Furthermore, the article explores the evolution of "woke" through cultural references, such as Erykah Badu's use of "Stay woke" in her song Master Teacher in 2008. The phrase initially conveyed a sense of awareness of injustices, particularly in the realms of race and social justice. However, the article suggests that over time, the term has lost some of its sincerity and genuineness, evolving into a more divisive and ironic expression.
The piece discusses the polarization surrounding the term, with some considering it a badge of honor on the left and others using it as an insult on the right. Bobby Duffy, director of King's College London's Policy Institute, presents research findings indicating that people's perceptions of the term vary widely, with some viewing it as a compliment and others as an insult.
Additionally, the article highlights the shifting meanings of "woke" in relation to debates around cancel culture and the concern, particularly in the UK, about being too careful with speech. Conservative figures, such as Jacob Rees-Mogg, employ the term in debates about historical statues and free speech, with the aim of connecting with voters who prioritize traditional values and patriotism.
The article concludes by addressing the growing concern among some conservatives about engaging in a "culture war" and the potential negative impact on the party's traditional base. The use of "woke" is seen as reflective of broader political changes and serves as a convenient vehicle for expressing right-wing anxieties about generational divides on issues like climate change and race.

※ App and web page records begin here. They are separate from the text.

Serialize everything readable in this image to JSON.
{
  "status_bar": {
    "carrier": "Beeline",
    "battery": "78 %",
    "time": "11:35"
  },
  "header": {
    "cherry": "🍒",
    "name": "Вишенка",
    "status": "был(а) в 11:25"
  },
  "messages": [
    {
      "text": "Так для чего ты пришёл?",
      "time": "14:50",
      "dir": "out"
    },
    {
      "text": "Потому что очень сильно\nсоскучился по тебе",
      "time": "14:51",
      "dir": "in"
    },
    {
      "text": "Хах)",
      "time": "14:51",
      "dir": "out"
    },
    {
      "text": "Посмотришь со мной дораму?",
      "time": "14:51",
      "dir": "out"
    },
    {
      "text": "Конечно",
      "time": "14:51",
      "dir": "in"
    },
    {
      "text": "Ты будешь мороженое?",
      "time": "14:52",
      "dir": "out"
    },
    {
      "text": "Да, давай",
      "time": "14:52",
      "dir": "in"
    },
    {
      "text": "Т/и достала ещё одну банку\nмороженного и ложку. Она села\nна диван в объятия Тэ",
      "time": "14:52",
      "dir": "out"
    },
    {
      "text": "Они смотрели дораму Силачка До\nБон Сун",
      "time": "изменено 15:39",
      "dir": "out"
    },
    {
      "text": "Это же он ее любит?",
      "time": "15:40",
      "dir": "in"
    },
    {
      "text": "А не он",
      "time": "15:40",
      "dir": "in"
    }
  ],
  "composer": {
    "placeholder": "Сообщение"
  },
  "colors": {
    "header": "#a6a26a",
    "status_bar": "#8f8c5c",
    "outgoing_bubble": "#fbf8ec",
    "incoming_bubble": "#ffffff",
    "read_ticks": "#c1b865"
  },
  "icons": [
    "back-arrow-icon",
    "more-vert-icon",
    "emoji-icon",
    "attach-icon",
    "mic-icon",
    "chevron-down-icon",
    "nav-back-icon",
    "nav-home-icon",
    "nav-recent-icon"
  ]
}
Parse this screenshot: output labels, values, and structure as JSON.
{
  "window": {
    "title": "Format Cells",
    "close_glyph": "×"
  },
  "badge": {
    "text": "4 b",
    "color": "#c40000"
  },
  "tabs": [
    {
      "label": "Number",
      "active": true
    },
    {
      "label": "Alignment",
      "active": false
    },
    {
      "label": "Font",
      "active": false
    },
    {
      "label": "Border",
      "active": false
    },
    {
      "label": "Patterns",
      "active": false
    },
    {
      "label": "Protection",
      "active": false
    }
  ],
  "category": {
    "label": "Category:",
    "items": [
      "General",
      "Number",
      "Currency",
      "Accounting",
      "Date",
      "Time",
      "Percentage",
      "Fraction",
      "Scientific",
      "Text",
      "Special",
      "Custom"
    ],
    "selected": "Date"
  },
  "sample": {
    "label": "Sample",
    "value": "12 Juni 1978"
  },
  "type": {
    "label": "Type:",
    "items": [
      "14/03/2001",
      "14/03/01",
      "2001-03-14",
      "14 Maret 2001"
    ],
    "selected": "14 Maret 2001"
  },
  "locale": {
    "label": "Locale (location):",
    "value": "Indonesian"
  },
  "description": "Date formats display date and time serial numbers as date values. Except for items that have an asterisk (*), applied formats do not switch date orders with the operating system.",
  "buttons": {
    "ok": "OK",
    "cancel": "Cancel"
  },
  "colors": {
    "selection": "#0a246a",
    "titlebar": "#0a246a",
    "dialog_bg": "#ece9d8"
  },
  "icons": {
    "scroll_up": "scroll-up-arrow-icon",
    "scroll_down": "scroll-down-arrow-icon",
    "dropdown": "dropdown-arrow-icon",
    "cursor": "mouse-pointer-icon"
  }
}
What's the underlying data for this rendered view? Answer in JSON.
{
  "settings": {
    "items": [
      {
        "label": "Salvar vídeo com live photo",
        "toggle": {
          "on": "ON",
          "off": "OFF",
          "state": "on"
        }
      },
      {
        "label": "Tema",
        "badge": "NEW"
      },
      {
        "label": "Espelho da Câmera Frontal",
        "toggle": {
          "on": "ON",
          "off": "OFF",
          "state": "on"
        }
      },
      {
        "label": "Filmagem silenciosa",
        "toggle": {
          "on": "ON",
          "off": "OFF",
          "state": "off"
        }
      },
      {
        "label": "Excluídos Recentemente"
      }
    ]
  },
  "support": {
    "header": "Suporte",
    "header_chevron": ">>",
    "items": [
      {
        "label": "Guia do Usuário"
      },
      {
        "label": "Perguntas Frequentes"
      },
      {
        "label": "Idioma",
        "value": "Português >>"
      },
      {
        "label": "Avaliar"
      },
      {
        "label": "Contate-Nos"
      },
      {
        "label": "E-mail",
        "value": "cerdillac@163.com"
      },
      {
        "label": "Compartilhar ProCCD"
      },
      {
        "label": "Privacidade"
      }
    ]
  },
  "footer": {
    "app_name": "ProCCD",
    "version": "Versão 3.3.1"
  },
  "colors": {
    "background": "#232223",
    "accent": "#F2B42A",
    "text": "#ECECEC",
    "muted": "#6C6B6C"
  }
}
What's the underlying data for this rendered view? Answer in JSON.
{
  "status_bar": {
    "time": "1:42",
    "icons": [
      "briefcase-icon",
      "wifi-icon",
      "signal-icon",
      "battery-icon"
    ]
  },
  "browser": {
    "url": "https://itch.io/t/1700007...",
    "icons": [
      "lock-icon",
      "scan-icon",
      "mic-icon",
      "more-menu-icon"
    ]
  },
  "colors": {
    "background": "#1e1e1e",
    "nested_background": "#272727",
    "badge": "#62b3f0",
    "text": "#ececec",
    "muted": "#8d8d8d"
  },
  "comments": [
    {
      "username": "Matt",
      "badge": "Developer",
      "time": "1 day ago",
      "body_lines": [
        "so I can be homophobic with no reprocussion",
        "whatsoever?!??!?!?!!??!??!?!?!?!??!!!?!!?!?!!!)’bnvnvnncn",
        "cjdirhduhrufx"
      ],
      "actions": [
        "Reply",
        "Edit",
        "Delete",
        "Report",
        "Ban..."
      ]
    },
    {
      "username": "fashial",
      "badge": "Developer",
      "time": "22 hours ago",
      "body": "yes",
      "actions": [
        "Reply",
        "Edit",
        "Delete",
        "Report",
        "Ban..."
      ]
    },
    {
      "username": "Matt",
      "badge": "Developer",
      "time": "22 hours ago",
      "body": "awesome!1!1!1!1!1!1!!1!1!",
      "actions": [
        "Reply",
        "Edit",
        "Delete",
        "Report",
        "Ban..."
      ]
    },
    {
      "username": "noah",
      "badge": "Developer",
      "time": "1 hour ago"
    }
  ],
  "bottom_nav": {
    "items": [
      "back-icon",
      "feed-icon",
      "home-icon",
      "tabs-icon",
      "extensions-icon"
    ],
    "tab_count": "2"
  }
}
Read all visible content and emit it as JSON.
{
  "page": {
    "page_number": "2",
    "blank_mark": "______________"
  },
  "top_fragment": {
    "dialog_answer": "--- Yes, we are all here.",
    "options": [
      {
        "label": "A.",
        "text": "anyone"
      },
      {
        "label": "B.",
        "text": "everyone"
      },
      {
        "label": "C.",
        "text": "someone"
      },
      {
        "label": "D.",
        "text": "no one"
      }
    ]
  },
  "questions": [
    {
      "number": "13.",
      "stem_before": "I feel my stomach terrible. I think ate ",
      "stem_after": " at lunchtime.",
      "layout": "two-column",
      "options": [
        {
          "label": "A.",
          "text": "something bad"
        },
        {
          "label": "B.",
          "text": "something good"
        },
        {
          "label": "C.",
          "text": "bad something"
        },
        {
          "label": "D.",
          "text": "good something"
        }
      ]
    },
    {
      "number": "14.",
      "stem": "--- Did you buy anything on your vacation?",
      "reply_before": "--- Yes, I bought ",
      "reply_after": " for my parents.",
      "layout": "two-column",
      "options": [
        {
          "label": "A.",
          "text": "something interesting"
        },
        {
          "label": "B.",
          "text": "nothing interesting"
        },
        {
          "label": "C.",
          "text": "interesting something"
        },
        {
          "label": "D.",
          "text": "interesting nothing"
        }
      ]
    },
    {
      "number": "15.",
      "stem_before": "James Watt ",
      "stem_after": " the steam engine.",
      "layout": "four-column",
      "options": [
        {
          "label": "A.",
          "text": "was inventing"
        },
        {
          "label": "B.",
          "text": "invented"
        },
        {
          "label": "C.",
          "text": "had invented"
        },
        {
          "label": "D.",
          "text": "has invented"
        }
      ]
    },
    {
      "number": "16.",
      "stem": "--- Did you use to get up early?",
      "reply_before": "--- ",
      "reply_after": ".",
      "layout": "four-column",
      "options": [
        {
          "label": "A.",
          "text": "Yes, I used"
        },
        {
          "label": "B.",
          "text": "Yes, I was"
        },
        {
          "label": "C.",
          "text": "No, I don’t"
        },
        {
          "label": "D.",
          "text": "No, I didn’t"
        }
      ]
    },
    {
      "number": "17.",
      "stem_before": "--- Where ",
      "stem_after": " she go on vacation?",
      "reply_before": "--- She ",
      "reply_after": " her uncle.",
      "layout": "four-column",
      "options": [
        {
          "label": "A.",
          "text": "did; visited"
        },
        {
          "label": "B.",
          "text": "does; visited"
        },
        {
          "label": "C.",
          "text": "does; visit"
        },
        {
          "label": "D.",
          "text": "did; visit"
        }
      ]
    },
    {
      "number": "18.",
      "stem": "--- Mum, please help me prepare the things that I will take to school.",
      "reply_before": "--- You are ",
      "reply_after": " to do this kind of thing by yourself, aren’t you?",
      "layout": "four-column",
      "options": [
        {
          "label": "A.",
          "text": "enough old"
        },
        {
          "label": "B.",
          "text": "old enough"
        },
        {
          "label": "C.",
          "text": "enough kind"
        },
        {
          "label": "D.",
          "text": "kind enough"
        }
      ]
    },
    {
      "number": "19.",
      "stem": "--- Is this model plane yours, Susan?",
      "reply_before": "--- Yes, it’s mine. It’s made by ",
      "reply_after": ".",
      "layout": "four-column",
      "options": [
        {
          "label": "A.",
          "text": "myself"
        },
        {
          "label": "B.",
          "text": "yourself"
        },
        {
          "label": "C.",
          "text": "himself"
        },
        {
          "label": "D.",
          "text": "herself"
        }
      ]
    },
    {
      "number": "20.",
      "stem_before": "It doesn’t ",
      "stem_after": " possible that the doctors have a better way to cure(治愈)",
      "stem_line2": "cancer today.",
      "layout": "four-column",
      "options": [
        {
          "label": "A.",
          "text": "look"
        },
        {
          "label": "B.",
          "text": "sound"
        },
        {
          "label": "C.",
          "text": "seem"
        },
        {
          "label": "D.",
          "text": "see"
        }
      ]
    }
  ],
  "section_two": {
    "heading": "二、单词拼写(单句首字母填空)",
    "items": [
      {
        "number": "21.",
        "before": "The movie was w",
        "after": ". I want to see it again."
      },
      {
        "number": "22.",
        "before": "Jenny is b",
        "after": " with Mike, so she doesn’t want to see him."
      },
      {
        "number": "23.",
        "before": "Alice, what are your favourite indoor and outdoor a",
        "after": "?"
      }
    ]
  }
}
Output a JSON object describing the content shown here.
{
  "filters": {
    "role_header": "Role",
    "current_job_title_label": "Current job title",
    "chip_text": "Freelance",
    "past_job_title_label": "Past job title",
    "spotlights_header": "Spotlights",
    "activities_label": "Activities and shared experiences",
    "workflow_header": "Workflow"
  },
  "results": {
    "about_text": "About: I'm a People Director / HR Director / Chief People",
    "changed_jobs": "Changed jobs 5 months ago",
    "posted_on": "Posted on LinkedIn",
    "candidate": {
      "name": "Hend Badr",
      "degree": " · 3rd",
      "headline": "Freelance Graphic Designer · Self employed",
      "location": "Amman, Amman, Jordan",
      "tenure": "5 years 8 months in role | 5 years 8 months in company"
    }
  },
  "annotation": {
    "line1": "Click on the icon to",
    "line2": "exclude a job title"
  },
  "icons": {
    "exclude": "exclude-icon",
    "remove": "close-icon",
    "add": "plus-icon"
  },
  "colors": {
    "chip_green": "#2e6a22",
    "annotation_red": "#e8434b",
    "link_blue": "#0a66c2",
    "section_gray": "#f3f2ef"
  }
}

In summary, the term "woke" has evolved from its sincere and black-centric origins into a politically charged and divisive term, with its meaning shaped by cultural references, political debates, and the ongoing dynamics of the digital age. The article provides a comprehensive overview of the term's journey, its various interpretations, and its impact on contemporary political discourse.